Boadcast: February 18, 2003
By Mario Ritter
This is the VOA Special English Agriculture Report.
Food in the United States can include genetically engineered crops. No genetically engineered animals, however, have yet been approved by the government to be eaten. But federal officials announced that some experimental pigs might have entered the food supply. The food safety officials said there appeared to be no danger, though, if people ate meat from these animals.
The pigs were born during research at the University of Illinois in Urbana-Champaign. The researchers wanted to create a pig that could produce more milk. So they took genetic material from a cow and put it into pigs. The scientists also designed a gene1 to improve the ability of baby pigs to process milk.
The goal of the research was to create a faster-growing pig. These experiments began in two-thousand-one. They ended this January.
In all, the pigs gave birth to three-hundred-eighty-six babies. The researchers sold these piglets to an animal seller, who then may have sold them for use as food.
The Illinois researchers told federal officials that the animals did not possess any changed genes from their parents. For this reason, the scientists said they believed they could sell the young pigs to market. The Food and Drug Administration, however, says the researchers were supposed to destroy the animals to keep them out of the food supply.
The F-D-A said it did not have enough information to confirm that no engineered genes were passed on to the piglets2. Even so, agency officials said the scientific evidence they had suggested there was no risk to public health.
Still, the case has added to the issue over genetically engineered foods. Critics say there may be unknown risks. A few years ago, some corn called StarLink entered the American food supply without approval.
Scientists gave this corn a protein3 poisonous to some insects that attack corn crops. But this protein was not shown to break down easily in the human stomach. So the government approved StarLink for animals but not for people.
Some people said they got sick after they ate food products made with the StarLink. But the producer of the corn noted that government reports said no link was proven.
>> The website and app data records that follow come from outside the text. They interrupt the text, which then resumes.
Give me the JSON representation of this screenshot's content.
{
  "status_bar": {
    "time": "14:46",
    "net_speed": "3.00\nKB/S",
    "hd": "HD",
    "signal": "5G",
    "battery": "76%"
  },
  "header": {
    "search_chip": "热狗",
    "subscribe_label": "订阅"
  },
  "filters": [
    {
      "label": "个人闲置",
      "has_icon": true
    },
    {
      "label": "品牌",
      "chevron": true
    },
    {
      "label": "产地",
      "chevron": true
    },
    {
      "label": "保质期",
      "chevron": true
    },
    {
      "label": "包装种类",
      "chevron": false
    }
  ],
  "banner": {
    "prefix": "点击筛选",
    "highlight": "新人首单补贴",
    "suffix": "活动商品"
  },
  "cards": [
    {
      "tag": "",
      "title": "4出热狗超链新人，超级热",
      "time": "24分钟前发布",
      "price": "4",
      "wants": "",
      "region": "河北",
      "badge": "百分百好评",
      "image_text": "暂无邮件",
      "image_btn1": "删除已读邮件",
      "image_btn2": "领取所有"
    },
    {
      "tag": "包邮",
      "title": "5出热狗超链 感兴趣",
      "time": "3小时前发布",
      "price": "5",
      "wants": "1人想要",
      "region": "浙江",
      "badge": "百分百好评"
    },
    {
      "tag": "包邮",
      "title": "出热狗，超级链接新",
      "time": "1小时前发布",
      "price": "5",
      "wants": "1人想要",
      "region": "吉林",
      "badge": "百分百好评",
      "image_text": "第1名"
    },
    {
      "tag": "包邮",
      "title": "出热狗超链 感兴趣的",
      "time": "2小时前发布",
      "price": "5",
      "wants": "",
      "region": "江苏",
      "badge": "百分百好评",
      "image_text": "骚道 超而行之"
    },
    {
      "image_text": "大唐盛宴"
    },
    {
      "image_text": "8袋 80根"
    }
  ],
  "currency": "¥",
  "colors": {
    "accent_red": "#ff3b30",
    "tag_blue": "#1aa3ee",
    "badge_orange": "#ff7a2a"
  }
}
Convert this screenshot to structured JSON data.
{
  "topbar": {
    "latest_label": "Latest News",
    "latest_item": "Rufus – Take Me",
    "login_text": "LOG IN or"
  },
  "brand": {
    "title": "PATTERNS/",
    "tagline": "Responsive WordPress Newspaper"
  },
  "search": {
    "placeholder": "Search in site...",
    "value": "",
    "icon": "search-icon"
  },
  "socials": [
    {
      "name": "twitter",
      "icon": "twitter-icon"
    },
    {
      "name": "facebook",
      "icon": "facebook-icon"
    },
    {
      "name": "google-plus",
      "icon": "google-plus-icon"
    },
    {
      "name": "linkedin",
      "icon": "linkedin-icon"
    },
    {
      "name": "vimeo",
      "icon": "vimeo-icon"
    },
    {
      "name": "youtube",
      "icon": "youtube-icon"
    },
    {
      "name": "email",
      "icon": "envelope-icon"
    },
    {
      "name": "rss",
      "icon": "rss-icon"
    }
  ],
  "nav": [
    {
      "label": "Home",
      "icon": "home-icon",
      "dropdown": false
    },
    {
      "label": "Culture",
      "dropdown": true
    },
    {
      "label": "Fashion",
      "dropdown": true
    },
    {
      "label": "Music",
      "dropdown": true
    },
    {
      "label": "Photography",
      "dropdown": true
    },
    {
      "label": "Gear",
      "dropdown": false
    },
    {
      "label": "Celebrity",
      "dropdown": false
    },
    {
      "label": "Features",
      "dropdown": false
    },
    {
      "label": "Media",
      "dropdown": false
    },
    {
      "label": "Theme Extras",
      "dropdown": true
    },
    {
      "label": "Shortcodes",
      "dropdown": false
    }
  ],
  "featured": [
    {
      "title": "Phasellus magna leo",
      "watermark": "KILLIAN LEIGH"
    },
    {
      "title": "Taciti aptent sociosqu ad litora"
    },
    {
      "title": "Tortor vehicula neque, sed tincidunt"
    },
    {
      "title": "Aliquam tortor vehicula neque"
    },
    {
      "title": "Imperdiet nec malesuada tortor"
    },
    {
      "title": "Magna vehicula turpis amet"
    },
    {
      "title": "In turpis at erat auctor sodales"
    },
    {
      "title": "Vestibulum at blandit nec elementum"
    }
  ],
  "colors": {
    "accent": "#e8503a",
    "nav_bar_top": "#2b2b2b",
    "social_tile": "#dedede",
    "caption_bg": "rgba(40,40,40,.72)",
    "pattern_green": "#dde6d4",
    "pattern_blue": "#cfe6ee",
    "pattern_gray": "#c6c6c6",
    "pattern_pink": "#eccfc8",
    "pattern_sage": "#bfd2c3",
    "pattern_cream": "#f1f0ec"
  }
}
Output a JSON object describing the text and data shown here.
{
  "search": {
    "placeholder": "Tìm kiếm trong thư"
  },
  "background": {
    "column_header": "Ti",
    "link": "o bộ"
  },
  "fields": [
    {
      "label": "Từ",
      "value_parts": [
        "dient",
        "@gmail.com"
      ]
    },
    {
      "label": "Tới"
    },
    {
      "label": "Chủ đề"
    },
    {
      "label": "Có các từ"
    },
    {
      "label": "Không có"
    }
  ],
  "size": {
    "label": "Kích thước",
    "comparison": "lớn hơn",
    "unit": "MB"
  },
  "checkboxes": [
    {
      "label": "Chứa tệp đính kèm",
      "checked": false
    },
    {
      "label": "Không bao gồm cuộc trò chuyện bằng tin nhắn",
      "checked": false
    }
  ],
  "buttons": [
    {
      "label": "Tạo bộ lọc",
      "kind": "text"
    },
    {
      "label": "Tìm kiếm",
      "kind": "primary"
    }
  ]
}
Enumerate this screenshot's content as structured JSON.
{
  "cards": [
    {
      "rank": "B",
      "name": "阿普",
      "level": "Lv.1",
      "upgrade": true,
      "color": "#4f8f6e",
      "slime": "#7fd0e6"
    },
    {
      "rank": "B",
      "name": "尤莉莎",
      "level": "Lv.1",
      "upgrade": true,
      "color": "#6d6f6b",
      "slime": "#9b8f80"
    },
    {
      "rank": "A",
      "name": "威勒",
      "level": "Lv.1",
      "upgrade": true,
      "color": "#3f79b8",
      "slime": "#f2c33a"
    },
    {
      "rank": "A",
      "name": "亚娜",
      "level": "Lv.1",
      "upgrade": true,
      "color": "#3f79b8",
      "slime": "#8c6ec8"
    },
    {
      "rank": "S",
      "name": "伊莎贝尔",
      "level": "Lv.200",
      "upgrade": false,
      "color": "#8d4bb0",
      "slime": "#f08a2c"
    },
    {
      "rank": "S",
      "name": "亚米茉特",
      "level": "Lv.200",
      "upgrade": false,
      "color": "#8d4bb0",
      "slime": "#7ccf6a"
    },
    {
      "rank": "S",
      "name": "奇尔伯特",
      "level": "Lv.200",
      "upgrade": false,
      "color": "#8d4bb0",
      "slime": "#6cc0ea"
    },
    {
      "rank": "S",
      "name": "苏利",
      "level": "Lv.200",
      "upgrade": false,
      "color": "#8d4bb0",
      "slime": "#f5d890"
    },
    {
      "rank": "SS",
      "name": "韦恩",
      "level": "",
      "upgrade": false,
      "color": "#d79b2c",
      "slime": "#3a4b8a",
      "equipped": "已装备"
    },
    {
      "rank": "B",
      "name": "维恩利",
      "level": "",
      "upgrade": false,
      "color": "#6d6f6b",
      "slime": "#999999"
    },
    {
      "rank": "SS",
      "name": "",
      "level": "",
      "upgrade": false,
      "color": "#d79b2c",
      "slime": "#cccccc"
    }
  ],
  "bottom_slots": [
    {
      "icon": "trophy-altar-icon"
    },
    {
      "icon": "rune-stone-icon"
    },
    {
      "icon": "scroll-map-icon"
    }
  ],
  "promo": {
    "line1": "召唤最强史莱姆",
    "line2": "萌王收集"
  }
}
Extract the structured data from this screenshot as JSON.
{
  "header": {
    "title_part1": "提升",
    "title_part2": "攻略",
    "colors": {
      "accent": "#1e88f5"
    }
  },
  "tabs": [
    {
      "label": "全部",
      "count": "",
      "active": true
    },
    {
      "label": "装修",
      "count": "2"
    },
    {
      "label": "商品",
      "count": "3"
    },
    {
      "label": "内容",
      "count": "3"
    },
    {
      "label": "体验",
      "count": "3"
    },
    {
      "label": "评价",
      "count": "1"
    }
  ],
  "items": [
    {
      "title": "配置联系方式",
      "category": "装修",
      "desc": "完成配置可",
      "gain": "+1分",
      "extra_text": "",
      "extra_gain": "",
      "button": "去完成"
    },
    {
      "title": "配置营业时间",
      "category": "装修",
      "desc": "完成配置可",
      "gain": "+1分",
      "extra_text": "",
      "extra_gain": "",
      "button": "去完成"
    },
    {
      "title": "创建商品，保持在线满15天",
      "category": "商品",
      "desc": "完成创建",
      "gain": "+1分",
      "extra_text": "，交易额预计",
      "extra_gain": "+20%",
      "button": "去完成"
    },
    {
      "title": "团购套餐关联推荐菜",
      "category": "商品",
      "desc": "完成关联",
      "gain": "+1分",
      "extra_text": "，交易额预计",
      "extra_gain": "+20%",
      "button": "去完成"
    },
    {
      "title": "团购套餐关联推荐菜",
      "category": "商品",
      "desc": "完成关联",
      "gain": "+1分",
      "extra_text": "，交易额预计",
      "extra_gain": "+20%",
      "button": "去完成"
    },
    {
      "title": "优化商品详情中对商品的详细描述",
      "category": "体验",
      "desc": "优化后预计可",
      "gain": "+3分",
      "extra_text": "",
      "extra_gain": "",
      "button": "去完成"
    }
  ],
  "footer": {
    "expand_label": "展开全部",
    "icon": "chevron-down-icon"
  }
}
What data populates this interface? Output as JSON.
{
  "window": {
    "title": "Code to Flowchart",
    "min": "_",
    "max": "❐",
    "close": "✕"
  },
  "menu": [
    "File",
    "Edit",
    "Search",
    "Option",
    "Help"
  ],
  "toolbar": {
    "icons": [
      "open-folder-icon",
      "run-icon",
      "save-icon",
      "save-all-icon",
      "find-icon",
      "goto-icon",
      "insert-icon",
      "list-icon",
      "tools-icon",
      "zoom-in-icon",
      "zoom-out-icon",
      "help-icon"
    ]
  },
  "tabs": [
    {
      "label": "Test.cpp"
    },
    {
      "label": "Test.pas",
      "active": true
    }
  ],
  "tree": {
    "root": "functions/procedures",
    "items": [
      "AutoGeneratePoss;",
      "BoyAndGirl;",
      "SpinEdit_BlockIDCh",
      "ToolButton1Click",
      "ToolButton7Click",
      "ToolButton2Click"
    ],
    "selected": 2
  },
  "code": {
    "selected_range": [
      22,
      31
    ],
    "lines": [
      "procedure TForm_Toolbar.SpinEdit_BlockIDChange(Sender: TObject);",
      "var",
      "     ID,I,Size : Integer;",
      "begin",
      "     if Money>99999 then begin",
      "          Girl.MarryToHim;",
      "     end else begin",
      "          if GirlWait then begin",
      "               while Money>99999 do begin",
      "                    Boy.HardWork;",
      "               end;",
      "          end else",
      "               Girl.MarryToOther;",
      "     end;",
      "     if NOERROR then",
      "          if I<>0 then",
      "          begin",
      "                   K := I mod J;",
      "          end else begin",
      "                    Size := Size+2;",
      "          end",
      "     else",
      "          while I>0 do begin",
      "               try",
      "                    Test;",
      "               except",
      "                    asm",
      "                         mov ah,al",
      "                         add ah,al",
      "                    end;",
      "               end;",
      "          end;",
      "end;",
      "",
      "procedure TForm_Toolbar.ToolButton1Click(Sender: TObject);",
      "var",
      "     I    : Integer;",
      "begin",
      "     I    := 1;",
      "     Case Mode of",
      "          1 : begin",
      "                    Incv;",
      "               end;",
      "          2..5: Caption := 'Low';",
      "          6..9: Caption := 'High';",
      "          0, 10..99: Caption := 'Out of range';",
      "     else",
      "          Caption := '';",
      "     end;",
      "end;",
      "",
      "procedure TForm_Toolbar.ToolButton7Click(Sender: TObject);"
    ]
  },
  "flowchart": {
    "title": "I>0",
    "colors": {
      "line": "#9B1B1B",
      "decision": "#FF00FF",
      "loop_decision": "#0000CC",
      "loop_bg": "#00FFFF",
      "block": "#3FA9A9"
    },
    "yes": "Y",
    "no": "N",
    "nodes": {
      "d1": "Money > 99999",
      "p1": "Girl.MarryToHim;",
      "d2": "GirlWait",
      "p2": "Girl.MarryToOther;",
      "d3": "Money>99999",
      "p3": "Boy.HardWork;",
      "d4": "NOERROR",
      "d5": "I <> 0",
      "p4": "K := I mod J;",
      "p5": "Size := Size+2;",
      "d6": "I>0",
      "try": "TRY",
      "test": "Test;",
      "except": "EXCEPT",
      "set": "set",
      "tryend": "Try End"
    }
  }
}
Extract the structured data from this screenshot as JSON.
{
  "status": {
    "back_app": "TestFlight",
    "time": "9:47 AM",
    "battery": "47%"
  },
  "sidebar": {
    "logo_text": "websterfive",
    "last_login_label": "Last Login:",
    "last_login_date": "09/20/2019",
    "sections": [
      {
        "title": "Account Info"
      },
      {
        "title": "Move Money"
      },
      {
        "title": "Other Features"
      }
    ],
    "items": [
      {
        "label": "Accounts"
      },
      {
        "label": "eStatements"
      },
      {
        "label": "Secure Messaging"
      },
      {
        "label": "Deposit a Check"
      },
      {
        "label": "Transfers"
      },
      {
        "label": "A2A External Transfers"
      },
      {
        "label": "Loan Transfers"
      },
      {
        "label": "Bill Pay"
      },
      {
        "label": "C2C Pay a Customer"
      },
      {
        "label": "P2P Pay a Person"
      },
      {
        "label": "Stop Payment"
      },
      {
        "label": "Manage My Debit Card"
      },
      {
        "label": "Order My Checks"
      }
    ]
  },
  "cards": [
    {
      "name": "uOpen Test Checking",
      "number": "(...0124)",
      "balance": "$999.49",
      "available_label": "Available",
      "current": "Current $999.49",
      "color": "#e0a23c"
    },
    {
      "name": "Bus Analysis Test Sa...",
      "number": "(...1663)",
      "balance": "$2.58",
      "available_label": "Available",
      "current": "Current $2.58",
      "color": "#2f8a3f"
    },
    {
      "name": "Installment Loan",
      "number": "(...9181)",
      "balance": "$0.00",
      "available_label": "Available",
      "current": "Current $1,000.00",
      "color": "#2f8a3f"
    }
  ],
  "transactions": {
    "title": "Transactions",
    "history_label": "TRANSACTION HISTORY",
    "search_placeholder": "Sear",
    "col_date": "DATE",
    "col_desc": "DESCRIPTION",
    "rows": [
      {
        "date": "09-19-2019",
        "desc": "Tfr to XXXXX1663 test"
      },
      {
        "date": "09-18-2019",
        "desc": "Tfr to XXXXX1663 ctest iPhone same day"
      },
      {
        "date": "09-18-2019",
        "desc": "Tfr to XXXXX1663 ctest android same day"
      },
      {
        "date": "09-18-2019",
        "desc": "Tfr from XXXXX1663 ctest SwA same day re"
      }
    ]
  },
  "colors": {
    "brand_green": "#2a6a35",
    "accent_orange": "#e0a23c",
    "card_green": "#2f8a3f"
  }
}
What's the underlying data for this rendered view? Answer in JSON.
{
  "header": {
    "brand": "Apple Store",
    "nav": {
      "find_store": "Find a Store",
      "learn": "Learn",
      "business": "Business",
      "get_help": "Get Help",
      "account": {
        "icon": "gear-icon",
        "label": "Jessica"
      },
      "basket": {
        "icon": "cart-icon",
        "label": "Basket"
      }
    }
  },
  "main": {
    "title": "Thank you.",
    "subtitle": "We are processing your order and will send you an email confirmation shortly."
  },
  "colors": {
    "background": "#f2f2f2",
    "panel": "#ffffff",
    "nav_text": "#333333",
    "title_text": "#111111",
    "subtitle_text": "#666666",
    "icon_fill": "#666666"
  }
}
This VOA Special English Agriculture Report was written by Mario Ritter.
1. gene [dVi:n] n. [遗传]因子，基因
2. piglet [5pI^lIt] n. 小猪
3. protein [5prEuti:n] n. 蛋白质